Take a look at the beta version of dw.com. We're not done yet! Your opinion can help us make it better.
In times of growing nationalism and populism, the Karneval der Kulturen, an annual multicultural festival in Berlin, appears to be more necessary than ever. It has been celebrating tolerance and diversity since 1996.
"In its 22nd year, [our festival] is more than ever for openness and cooperation, for courage and tolerance, for joy and human kindness," explains the office of the Karneval der Kulturen, or Carnival of Cultures, on its website. This spirit has kept the festival running through some trying times.
Until May 2017, the Karneval der Kulturen, which has been held every year since 1996, was struggling to attract the necessary financing.
New federal requirements, which include hiring security services, meant that the festival needed an additional 185,000 euros ($207,500) to cover the event costs. At the last minute, the Senate Department for Integration, Labor and Social Affairs, as well as the Department for Culture and Europe, agreed to support the event, saving this year's Karneval der Kulturen.
Secretary of State for Integration, Daniel Tietze, was also relieved, pointing out how "important and essential" the major event was in the current political and social context.
A colorful program for a colorful German capital
The Karneval der Kulturen will therefore take place for the 22nd time from June 2-5, and will reflect again on Berlin's diversity, with people from more than 180 countries living in the German capital.
The highlight of the four-day festival is the street parade through Berlin's multicultural district, Kreuzberg, held on June 4. Over 60 participating groups, including samba dancers, drummers and stilt walkers, will be performing.
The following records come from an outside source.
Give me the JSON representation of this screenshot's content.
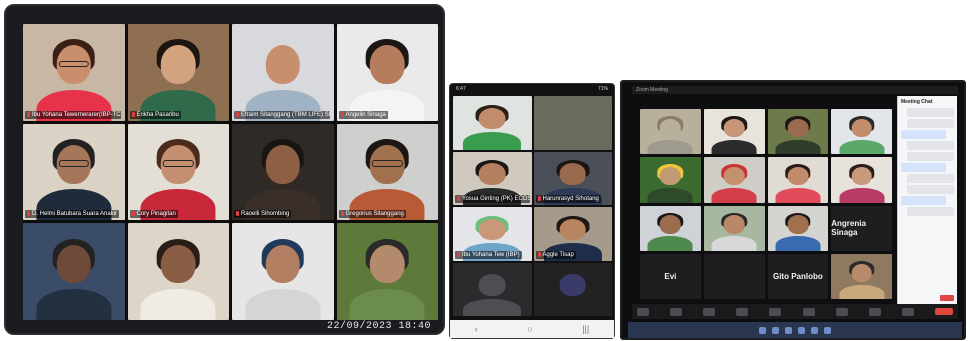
{
  "tablet": {
    "timestamp": "22/09/2023 18:40",
    "participants": [
      {
        "name": "Ibu Yohana Tewernerarer(IBP-TCOSSp)",
        "bg": "#c9b7a6",
        "skin": "#c98e6c",
        "hair": "#3a1f16",
        "shirt": "#e7334a",
        "glasses": true
      },
      {
        "name": "Erikha Pasaribu",
        "bg": "#8f6f51",
        "skin": "#d3a27f",
        "hair": "#1d1512",
        "shirt": "#2f6b4a",
        "glasses": false
      },
      {
        "name": "Efraim Sitanggang (TBM LIFE) SDGp",
        "bg": "#d8d9dc",
        "skin": "#c78f6e",
        "hair": "#d8d9dc",
        "shirt": "#9fb3c4",
        "glasses": false
      },
      {
        "name": "Angelin Sinaga",
        "bg": "#eaeaea",
        "skin": "#b57d5d",
        "hair": "#1d1714",
        "shirt": "#f4f4f4",
        "glasses": false
      },
      {
        "name": "D. Helmi Batubara Suara Anakir",
        "bg": "#dad3c6",
        "skin": "#a57659",
        "hair": "#222",
        "shirt": "#1f2b3a",
        "glasses": true
      },
      {
        "name": "Cory Pinagitan",
        "bg": "#e3ded6",
        "skin": "#c48f70",
        "hair": "#4a2b1c",
        "shirt": "#c8283a",
        "glasses": true
      },
      {
        "name": "Raoelli Sihombing",
        "bg": "#2f2a25",
        "skin": "#8d6044",
        "hair": "#191512",
        "shirt": "#3a2f28",
        "glasses": false
      },
      {
        "name": "Gregorius Sitanggang",
        "bg": "#cfd0cd",
        "skin": "#a1704f",
        "hair": "#1c1714",
        "shirt": "#b85a36",
        "glasses": true
      },
      {
        "name": "",
        "bg": "#3a4c68",
        "skin": "#6f4a38",
        "hair": "#222",
        "shirt": "#22303f",
        "glasses": false
      },
      {
        "name": "",
        "bg": "#ddd6c8",
        "skin": "#8a5e44",
        "hair": "#2a1d17",
        "shirt": "#f0ece4",
        "glasses": false
      },
      {
        "name": "",
        "bg": "#e6e6e6",
        "skin": "#b37f62",
        "hair": "#1f3a5a",
        "shirt": "#d5d5d5",
        "glasses": false
      },
      {
        "name": "",
        "bg": "#5d7a3a",
        "skin": "#b38a6c",
        "hair": "#2a2a2a",
        "shirt": "#6b8c4a",
        "glasses": false
      }
    ]
  },
  "phone": {
    "status_time": "6:47",
    "status_right": "71%",
    "leave_label": "Leave",
    "nav_icons": [
      "‹",
      "○",
      "|||"
    ],
    "participants": [
      {
        "name": "",
        "bg": "#dfe4e1",
        "skin": "#c18c6c",
        "hair": "#2b1e18",
        "shirt": "#3a9c4e"
      },
      {
        "name": "",
        "bg": "#6a6a5e",
        "skin": "#6a6a5e",
        "hair": "#6a6a5e",
        "shirt": "#6a6a5e"
      },
      {
        "name": "Yosua Ginting (PK) ECOSSp",
        "bg": "#cfc9c0",
        "skin": "#b3805f",
        "hair": "#1b1614",
        "shirt": "#2a2a2a"
      },
      {
        "name": "Harunrasyd Sihotang",
        "bg": "#4a4f58",
        "skin": "#9a6a4c",
        "hair": "#1b1614",
        "shirt": "#2f3a56"
      },
      {
        "name": "Ibu Yohana Tew (IBP)",
        "bg": "#e4e6ea",
        "skin": "#c99878",
        "hair": "#6bbf7a",
        "shirt": "#6fa4c9"
      },
      {
        "name": "Aggle Tisap",
        "bg": "#a69a8a",
        "skin": "#b7855f",
        "hair": "#1e1714",
        "shirt": "#1f2d4a"
      },
      {
        "name": "",
        "bg": "#2b2b2d",
        "skin": "#4d4e52",
        "hair": "#2b2b2d",
        "shirt": "#4d4e52"
      },
      {
        "name": "",
        "bg": "#222",
        "skin": "#3b3b6a",
        "hair": "#222",
        "shirt": "#222"
      }
    ]
  },
  "monitor": {
    "window_title": "Zoom Meeting",
    "chat_title": "Meeting Chat",
    "participants": [
      {
        "name": "",
        "bg": "#b7b09d",
        "skin": "#b7b09d",
        "hair": "#8c7c62",
        "shirt": "#9e9a8c",
        "type": "video"
      },
      {
        "name": "",
        "bg": "#e8e4dc",
        "skin": "#c6957a",
        "hair": "#1f1714",
        "shirt": "#2b2b2b",
        "type": "video"
      },
      {
        "name": "",
        "bg": "#6d7a49",
        "skin": "#9a6c4f",
        "hair": "#1a1614",
        "shirt": "#2f3c2a",
        "type": "video"
      },
      {
        "name": "",
        "bg": "#e2e6ea",
        "skin": "#c18d6b",
        "hair": "#2a2a2a",
        "shirt": "#5ba86b",
        "type": "video"
      },
      {
        "name": "",
        "bg": "#3c6b2f",
        "skin": "#c29a73",
        "hair": "#f0c53a",
        "shirt": "#2f4a2a",
        "type": "video"
      },
      {
        "name": "",
        "bg": "#d0ccc6",
        "skin": "#c4906e",
        "hair": "#c93535",
        "shirt": "#d43d4a",
        "type": "video"
      },
      {
        "name": "",
        "bg": "#e0dcd4",
        "skin": "#bf8b6a",
        "hair": "#2a1d17",
        "shirt": "#e24b5b",
        "type": "video"
      },
      {
        "name": "",
        "bg": "#e7e3dc",
        "skin": "#c79a7d",
        "hair": "#2a1f1b",
        "shirt": "#b83b63",
        "type": "video"
      },
      {
        "name": "",
        "bg": "#cfd2d6",
        "skin": "#9c6c4e",
        "hair": "#1b1714",
        "shirt": "#4e8a4e",
        "type": "video"
      },
      {
        "name": "",
        "bg": "#a7b7a0",
        "skin": "#b98866",
        "hair": "#2a2a2a",
        "shirt": "#d8d8d8",
        "type": "video"
      },
      {
        "name": "",
        "bg": "#d4d5d0",
        "skin": "#a1704f",
        "hair": "#1b1714",
        "shirt": "#3a6ab0",
        "type": "video"
      },
      {
        "name": "Angrenia Sinaga",
        "type": "name"
      },
      {
        "name": "Evi",
        "type": "name"
      },
      {
        "name": "",
        "bg": "#1e1e20",
        "skin": "#1e1e20",
        "hair": "#1e1e20",
        "shirt": "#1e1e20",
        "type": "video"
      },
      {
        "name": "Gito Panlobo",
        "type": "name"
      },
      {
        "name": "",
        "bg": "#8f7a5f",
        "skin": "#b88b6a",
        "hair": "#2a2a2a",
        "shirt": "#c9a97c",
        "type": "video"
      }
    ]
  }
}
The street festival also boasts over 300 stands with food and art crafts from different cultures. Four stages will be welcoming numerous international bands and DJs. Eight additional "Music Corners" will offer a stage for more intimate performances.
Statement against nationalism
The fall of the Berlin Wall led to an increased internationalization of the city, but also to the emergence of stronger nationalist and racist movements in the 1990s. Reacting to this phenomenon, the City of Berlin launched the Karneval der Kulturen to celebrate its multiculturalism and tolerance - and keeps doing so to this day.